The government launched a panel Thursday to streamline the operations of beleaguered Tokyo Electric Power Co. and evaluate its financial assets as it prepares to pay massive compensation for the crisis at the Fukushima No. 1 nuclear plant.
Tepco has already announced plans to sell assets, including real estate and securities, worth about ¥600 billion, except for those necessary for its power business, and cut operating costs by about ¥500 billion.
The panel will review its plans and possibly its corporate pension situation as well.
Headed by lawyer Kazuhiko Shimokobe, the panel will put a report together in September.
Shimokobe said the panel is unlikely to consider sales related to Tepco’s power generation and distribution businesses for now.
But “it is possible to propose it as a long-term issue,” he told a news conference after the panel’s first meeting.
Prime Minister Naoto Kan told the panel to thoroughly scrutinize Tepco’s operations and assets to reduce the public burden in the form of higher electricity charges or the use of tax revenues to pay redress.
Shimokobe didn’t clarify whether some burden on the public will be unavoidable.
The panel has four other members who are company managers or financial experts — Yoshiyuki Kasai, chairman of Central Japan Railway Co. (JR Tokai); Mami Indo, senior managing director of Daiwa Institute of Research; Toshihiro Matsumura, a professor at the University of Tokyo; and Hirokazu Yoshikawa, CEO of Dowa Holdings Co.
In its next meeting, the panel will hold a session with top Tepco officials about the utility’s management situation.
The Kan Cabinet on Tuesday approved a bill to help Tepco pay the compensation payments, which are expected to reach trillions of yen, by establishing an institution that will provide financial support to the utility. Because of the nuclear crisis, Tepco posted a record net loss of ¥1.24 trillion for fiscal 2010.
IAEA compensation talks
The International Atomic Energy Agency will agree on the need for an international framework for compensation relating to nuclear plant accidents at an upcoming ministerial meeting in Vienna, a final draft statement showed Wednesday.
A paragraph referring to “the need for a global liability regime” following such incidents was added in the draft statement, apparently in light of the Fukushima No. 1 nuclear plant crisis.
According to the draft, the IAEA calls for establishment of a framework whereby a state affected by a nuclear accident in a foreign country can be provided with “appropriate compensation for nuclear damage.”
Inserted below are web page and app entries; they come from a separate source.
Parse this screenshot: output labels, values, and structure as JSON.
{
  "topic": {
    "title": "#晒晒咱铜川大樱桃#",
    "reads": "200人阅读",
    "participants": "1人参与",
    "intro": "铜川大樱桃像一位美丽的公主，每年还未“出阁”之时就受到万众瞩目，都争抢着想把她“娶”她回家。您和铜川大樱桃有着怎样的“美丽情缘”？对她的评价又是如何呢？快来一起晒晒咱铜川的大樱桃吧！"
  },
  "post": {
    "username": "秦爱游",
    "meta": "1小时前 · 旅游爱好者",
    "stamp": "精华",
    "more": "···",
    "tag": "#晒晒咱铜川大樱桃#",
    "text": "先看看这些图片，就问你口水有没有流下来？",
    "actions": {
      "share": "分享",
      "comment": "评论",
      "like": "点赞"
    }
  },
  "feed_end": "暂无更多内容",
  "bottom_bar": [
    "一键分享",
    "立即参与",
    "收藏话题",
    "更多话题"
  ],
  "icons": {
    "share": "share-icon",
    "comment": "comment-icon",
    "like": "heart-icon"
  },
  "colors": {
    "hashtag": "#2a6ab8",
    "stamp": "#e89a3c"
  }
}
Participants in the ministerial talks are expected to adopt the draft as their statement as early as Monday, the opening day of the five-day conference in Vienna.
According to the Japan Atomic Industrial Forum, the Vienna Convention on Civil Liability for Nuclear Damage and the Convention on Supplementary Compensation for Nuclear Damage exist as international frameworks to address compensation for damage arising from a nuclear accident.
But the former convention binds only around 30 countries, including those in Eastern and Central Europe, while the latter, binding the U.S. and three other countries, has yet to take effect.